> [Action item]: Only the number is needed. Please count the lines below in which the word "username" occurs.

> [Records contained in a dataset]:

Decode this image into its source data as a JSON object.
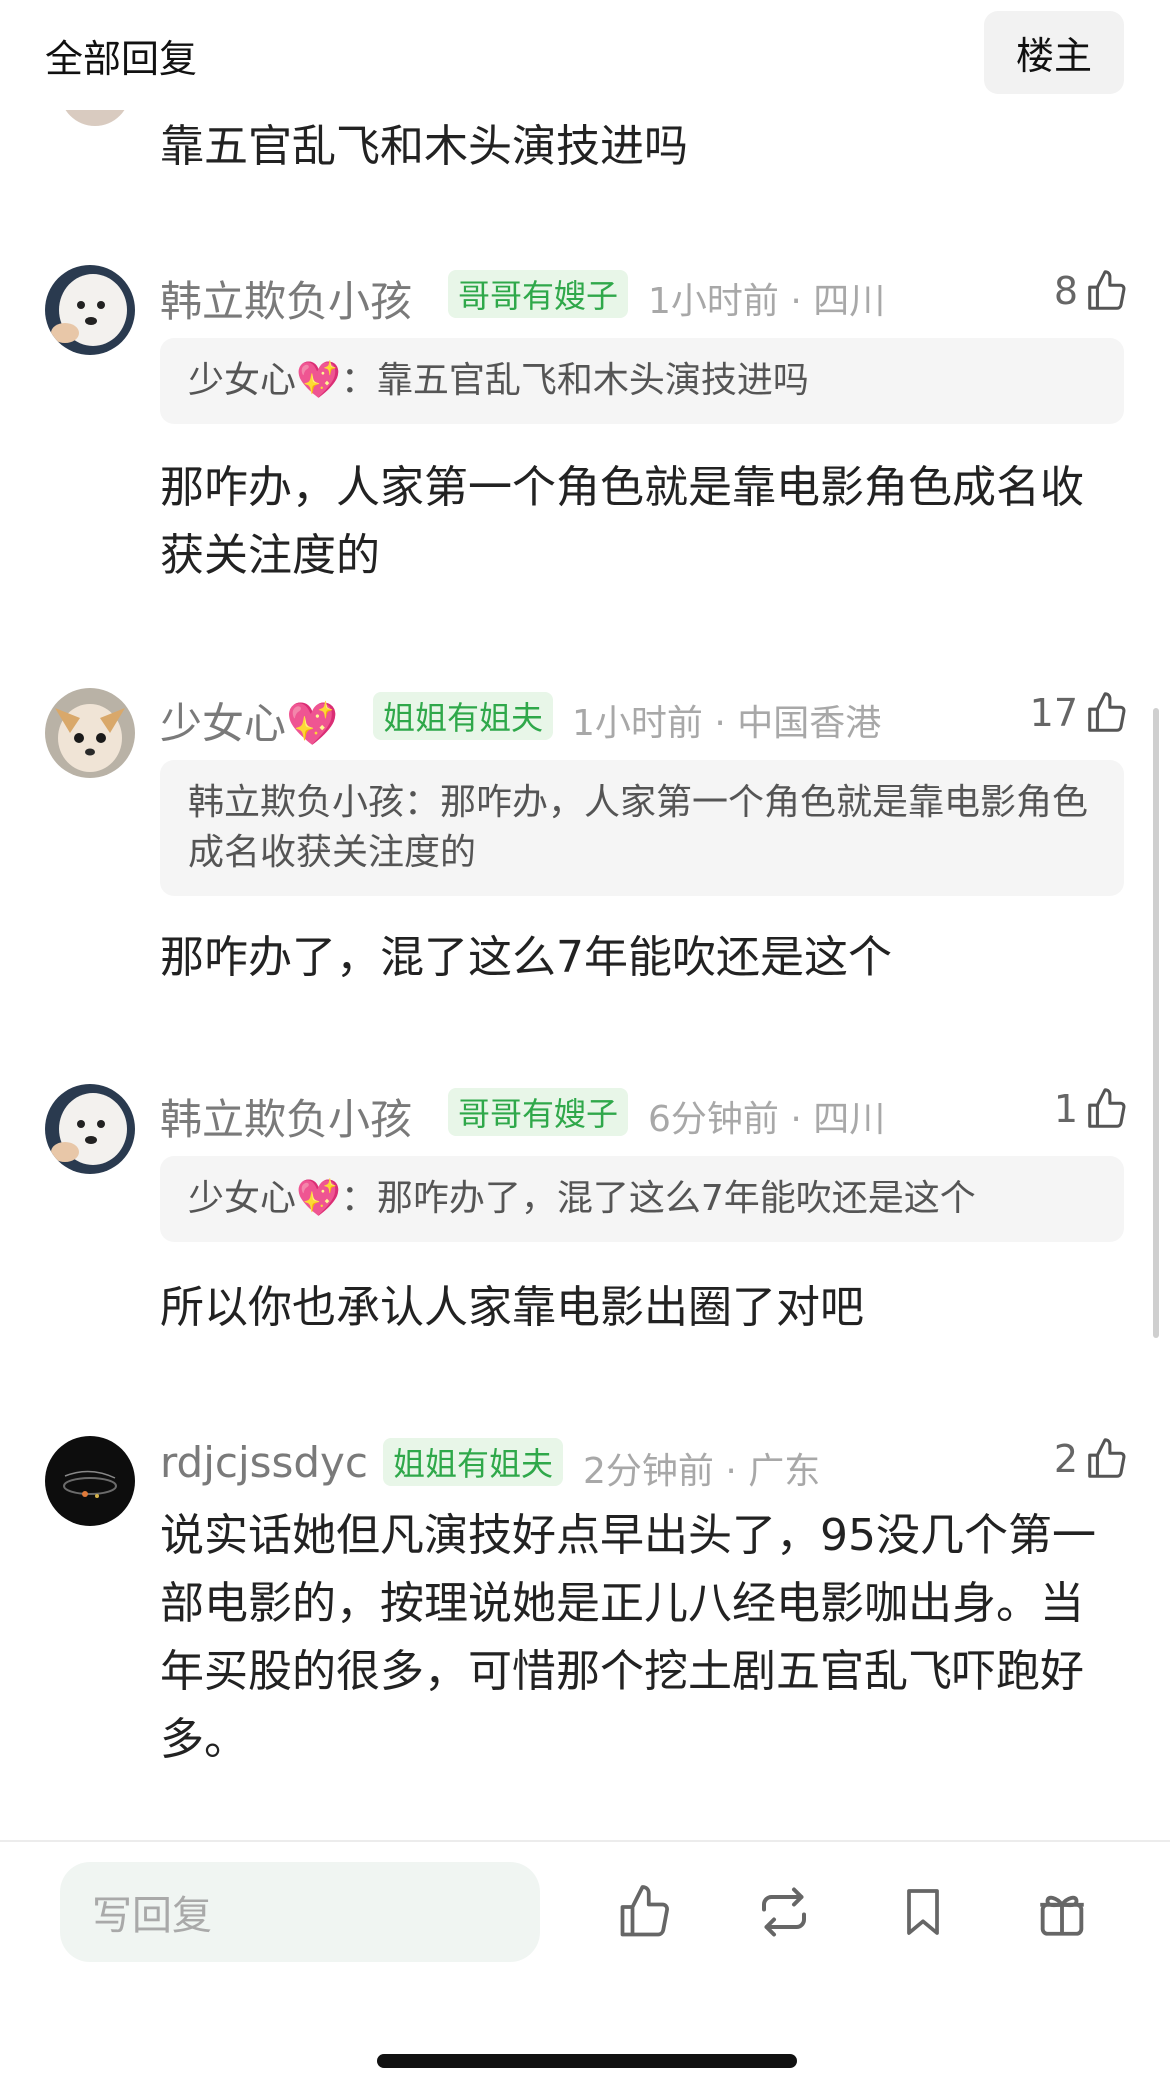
{
  "header": {
    "title": "全部回复",
    "owner_button": "楼主"
  },
  "top_comment": {
    "text": "靠五官乱飞和木头演技进吗"
  },
  "comments": [
    {
      "username": "韩立欺负小孩",
      "badge": "哥哥有嫂子",
      "meta": "1小时前 · 四川",
      "likes": "8",
      "quote_author": "少女心💖",
      "quote_text": "：靠五官乱飞和木头演技进吗",
      "text": "那咋办，人家第一个角色就是靠电影角色成名收获关注度的"
    },
    {
      "username": "少女心💖",
      "badge": "姐姐有姐夫",
      "meta": "1小时前 · 中国香港",
      "likes": "17",
      "quote_author": "韩立欺负小孩",
      "quote_text": "：那咋办，人家第一个角色就是靠电影角色成名收获关注度的",
      "text": "那咋办了，混了这么7年能吹还是这个"
    },
    {
      "username": "韩立欺负小孩",
      "badge": "哥哥有嫂子",
      "meta": "6分钟前 · 四川",
      "likes": "1",
      "quote_author": "少女心💖",
      "quote_text": "：那咋办了，混了这么7年能吹还是这个",
      "text": "所以你也承认人家靠电影出圈了对吧"
    },
    {
      "username": "rdjcjssdyc",
      "badge": "姐姐有姐夫",
      "meta": "2分钟前 · 广东",
      "likes": "2",
      "text": "说实话她但凡演技好点早出头了，95没几个第一部电影的，按理说她是正儿八经电影咖出身。当年买股的很多，可惜那个挖土剧五官乱飞吓跑好多。"
    }
  ],
  "bottom_bar": {
    "reply_placeholder": "写回复",
    "icons": [
      "thumbs-up-icon",
      "repost-icon",
      "bookmark-icon",
      "gift-icon"
    ]
  },
  "colors": {
    "badge_green": "#2fa84a",
    "badge_bg": "#e8f6e8",
    "meta_gray": "#a8a8a8"
  }
}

> [Expected output]: 4